Exercise directions: Show each line in the listing below that contains the word "JSON".

Data for review:
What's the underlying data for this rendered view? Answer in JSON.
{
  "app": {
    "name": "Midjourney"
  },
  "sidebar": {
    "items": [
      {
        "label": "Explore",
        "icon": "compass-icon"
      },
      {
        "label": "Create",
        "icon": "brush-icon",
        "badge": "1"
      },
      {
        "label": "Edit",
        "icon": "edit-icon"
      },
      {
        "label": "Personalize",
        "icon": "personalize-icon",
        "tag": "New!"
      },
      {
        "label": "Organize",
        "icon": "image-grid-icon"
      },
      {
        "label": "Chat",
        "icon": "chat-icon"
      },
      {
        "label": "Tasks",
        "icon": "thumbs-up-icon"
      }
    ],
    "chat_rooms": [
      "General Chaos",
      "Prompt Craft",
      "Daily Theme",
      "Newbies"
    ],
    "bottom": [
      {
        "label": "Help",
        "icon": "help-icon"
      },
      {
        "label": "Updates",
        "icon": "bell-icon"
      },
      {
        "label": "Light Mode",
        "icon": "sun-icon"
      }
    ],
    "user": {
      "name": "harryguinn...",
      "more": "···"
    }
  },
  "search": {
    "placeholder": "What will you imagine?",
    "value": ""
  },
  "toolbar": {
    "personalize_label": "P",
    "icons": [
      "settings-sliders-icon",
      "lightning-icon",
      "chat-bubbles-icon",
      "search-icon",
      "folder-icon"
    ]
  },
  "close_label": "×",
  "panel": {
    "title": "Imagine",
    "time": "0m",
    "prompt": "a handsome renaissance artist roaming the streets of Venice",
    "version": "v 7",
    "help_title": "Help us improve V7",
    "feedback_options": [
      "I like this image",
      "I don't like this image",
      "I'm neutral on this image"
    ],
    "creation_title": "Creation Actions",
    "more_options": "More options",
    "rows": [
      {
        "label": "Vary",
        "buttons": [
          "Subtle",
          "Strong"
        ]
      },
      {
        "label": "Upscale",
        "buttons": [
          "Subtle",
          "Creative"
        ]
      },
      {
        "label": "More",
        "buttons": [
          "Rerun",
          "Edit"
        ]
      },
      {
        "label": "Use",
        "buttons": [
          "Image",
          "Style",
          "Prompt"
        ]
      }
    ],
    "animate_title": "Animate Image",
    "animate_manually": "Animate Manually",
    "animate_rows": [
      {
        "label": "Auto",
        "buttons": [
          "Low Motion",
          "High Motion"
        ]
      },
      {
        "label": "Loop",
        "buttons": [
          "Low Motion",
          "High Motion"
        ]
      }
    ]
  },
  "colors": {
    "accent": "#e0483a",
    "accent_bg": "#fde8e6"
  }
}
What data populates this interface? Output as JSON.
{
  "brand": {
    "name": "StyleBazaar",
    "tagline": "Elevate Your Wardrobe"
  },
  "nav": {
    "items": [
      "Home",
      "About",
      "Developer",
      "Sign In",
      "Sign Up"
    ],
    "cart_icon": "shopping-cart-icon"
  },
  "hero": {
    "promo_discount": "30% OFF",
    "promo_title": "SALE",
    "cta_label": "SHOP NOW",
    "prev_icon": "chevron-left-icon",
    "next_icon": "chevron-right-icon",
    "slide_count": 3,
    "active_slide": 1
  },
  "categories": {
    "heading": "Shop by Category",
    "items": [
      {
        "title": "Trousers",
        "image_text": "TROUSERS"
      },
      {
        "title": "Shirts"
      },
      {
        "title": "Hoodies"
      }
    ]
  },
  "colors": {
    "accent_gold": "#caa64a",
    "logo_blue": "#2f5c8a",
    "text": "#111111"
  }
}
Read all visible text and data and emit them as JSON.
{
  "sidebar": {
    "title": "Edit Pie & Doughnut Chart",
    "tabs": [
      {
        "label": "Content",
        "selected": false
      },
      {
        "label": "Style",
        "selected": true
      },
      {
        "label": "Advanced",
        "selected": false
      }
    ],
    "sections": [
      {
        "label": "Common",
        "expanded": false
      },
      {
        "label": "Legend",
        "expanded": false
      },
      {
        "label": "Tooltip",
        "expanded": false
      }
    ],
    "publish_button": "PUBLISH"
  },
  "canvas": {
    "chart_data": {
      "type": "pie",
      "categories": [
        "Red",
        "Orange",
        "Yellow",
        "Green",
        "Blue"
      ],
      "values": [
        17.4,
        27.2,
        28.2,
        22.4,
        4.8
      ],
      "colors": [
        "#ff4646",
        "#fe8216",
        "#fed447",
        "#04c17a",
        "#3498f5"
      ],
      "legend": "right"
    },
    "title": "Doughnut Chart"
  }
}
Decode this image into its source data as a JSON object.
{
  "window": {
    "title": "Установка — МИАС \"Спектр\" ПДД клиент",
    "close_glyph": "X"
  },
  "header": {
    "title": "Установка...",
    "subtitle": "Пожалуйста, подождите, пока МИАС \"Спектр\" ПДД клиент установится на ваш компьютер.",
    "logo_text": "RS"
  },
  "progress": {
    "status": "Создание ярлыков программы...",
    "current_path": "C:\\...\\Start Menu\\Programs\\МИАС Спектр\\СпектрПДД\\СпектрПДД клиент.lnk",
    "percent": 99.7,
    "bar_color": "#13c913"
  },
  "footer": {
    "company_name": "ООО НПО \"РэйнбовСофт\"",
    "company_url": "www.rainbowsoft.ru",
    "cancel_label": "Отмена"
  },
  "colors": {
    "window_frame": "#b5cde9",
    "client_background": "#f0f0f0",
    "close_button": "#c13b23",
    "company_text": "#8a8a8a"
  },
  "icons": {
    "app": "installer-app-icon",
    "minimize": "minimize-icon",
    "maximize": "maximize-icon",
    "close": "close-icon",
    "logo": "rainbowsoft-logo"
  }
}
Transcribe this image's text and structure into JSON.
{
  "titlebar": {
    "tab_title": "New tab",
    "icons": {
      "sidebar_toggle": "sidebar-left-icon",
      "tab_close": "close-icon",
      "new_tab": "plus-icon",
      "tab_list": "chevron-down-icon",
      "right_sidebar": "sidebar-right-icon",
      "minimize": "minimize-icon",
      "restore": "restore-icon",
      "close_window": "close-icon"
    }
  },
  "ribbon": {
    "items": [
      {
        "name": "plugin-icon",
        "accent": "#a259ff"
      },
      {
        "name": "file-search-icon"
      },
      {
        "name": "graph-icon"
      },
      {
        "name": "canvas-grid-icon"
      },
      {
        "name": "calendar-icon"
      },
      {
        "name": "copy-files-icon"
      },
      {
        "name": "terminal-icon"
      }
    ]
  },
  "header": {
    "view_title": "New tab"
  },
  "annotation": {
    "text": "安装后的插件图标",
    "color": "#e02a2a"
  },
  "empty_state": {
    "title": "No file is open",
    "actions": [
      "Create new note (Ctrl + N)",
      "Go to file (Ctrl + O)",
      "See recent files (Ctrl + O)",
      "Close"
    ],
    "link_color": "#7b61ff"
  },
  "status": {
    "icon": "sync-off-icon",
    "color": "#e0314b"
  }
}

Response for this exercise:
What's the underlying data for this rendered view? Answer in JSON.
What data populates this interface? Output as JSON.
Read all visible text and data and emit them as JSON.
Decode this image into its source data as a JSON object.
Transcribe this image's text and structure into JSON.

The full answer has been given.